A new survey finds adults perceive children’s health is worse today than when they were growing up.
Bullying, stress, obesity and depression—these are some of the toughest challenges and health concerns children face today. Health care workers on the front lines of children’s hospitals and pediatricians’ offices see these issues every day, but how does the average consumer perceive major health issues for U.S. children? Recent survey findings show that adults in the U.S. broadly agree: children’s health today seems worse than over the last several decades.
To gain an understanding of the public’s perception of children’s health today, the C.S. Mott Children's Hospital National Poll on Children’s Health at University of Michigan surveyed roughly 2,700 adults in collaboration with Children’s Hospital Association. The survey found that compared to when they were children:
- 55 percent of adults perceive kids today to have worse mental or emotional health
- 42 percent of adults perceive kids today to have worse physical health
- 65 percent of adults perceive kids today to have less quality family time
More adults view mental or emotional health for children as worse than during their own childhoods than when asked to compare physical health in the same way. This finding may relate to the fact that medical and public health innovations have generally focused more on physical health ailments and less on behavioral concerns.
“We have seen major advances in medicine and public health over the last century that have greatly reduced children’s illness and death,” says Matthew M. Davis, M.D., M.A.P.P., director of the poll and professor of pediatrics and internal medicine at the University of Michigan’s C.S. Mott Children’s Hospital. “On the other hand, conditions like childhood obesity, asthma and behavior problems have become more common.”
These findings suggest child health must become a higher priority at the national and community levels.

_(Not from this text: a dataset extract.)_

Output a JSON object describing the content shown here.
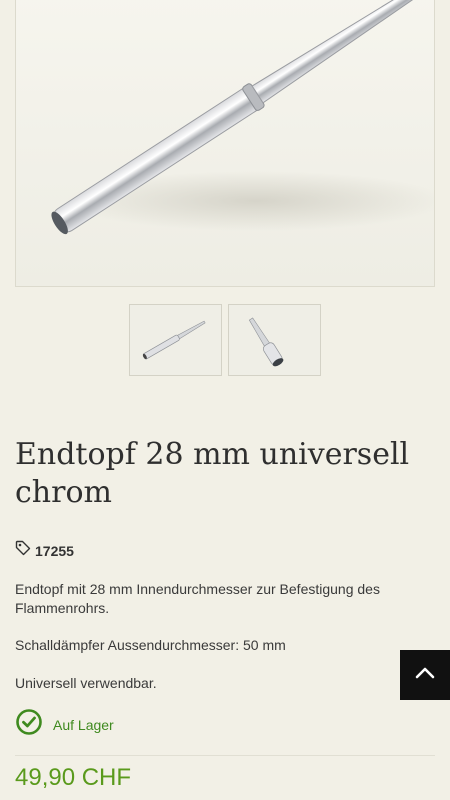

The poll results also suggest that adults in the U.S. today would support a stronger focus in research and programs on children’s mental and emotional health, where most respondents perceive a clear need.